- September 8, 2021
- Posted by: Nicholas Fitch
Since August 1989, the Federal Reserve has issued all final execution orders, pursuant to the Financial Institutions Act of 1989, since November 1990, it has issued written agreements under the Crime Control Act of 1990. Since July 21, 2011, the Federal Reserve has issued all final enforcement actions taken by the Federal Reserve with respect to savings and credit holding companies. Formal enforcement actions taken by the Federal Reserve prior to August 1989 are not public. On January 14, 2020, the Board of Directors adjusted its maximum civil fines, as provided for by law. All federal agencies are required to adjust their maximum sentences annually to inflation. The new limit values will apply to 2020 and will be available here. However, the Federal Reserve has never publicly lifted a company`s HCF status. Instead, the Fed typically orders a non-compliant HCF to execute a “Section 4(m)” agreement in which the company commits to remedying its deficiencies within a set period of time. However, these confidential 4(m) agreements may be extended indefinitely. In the meantime, non-compliant ESFs can continue to carry out financial activities. Typically, the Federal Reserve takes formal enforcement action against the entities and individuals mentioned above for violations of law, rules or regulations, unsafe or unhealthy practices, breaches of the loyalty obligation, and violations of final injunctions.

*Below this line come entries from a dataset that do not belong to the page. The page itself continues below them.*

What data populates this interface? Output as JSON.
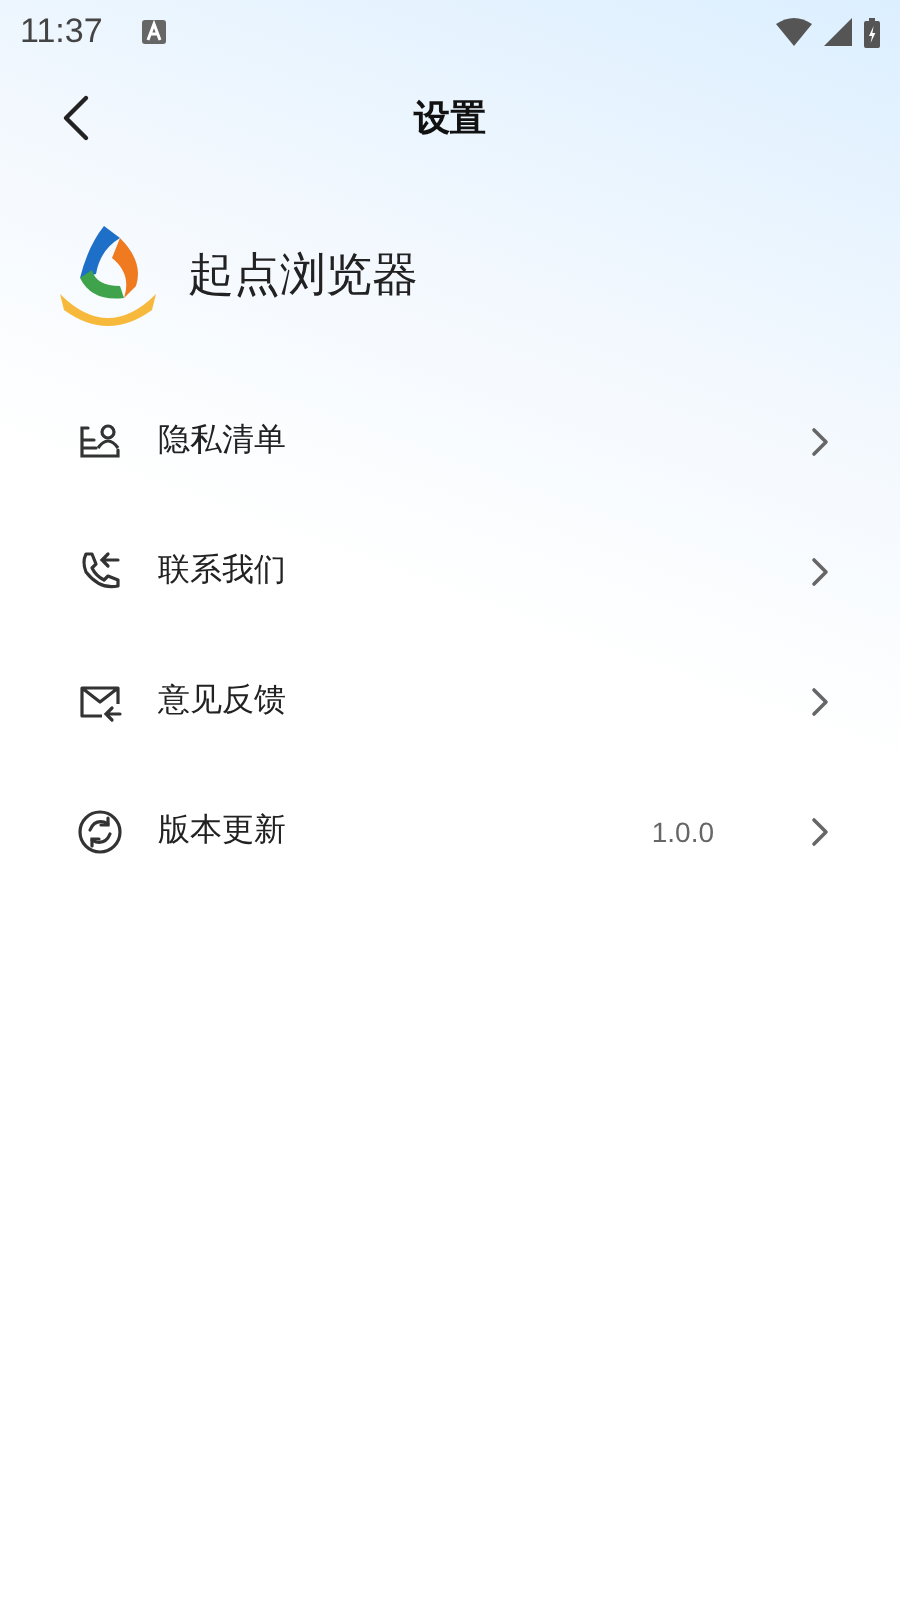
{
  "status_bar": {
    "time": "11:37"
  },
  "header": {
    "title": "设置"
  },
  "app": {
    "name": "起点浏览器"
  },
  "items": [
    {
      "kind": "privacy",
      "label": "隐私清单"
    },
    {
      "kind": "contact",
      "label": "联系我们"
    },
    {
      "kind": "feedback",
      "label": "意见反馈"
    },
    {
      "kind": "update",
      "label": "版本更新",
      "value": "1.0.0"
    }
  ]
}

Formal enforcement actions include omission orders, written agreements, guidelines on immediate remedies, withdrawal and prohibition orders, and civil fine assessment orders. Milbank Financial Institutions Regulatory Partner Douglas Landy and James Kong Associates co-authored an article in The Review of Banking & Financial Services entitled Behind Closed Doors: The Use of 4(M) Agreements to Effect Federal Reserve Policy. The article discusses the Federal Reserve`s role in monitoring and enforcement, a brief history of the activities of financial holding companies, and the regulatory response after the 2008 financial crisis. He also points out that the Federal Reserve uses confidential section 4(m) agreements as a “shadow” policy instrument to control activities it considers risky. The article concludes with a recent speech by Vice President Quarles, who proposes specific reforms to increase the transparency of the banking supervision process. Formal enforcement actions are made public and can be viewed in the database available via the link at the top left of this page, or at the following address: www.federalreserve.gov/apps/enforcementactions/search.aspx Interagency Policy Statement on Allowances for Credit Losses Interagency Statement – Reference Conseil for Loans Please copy this integration script and insert it where you want to join the Federal Reserve Regulatory Service (FRRS), available through Publications Services So it`s time for the Fed to revoke Wells Fargo`s HCF status. . . .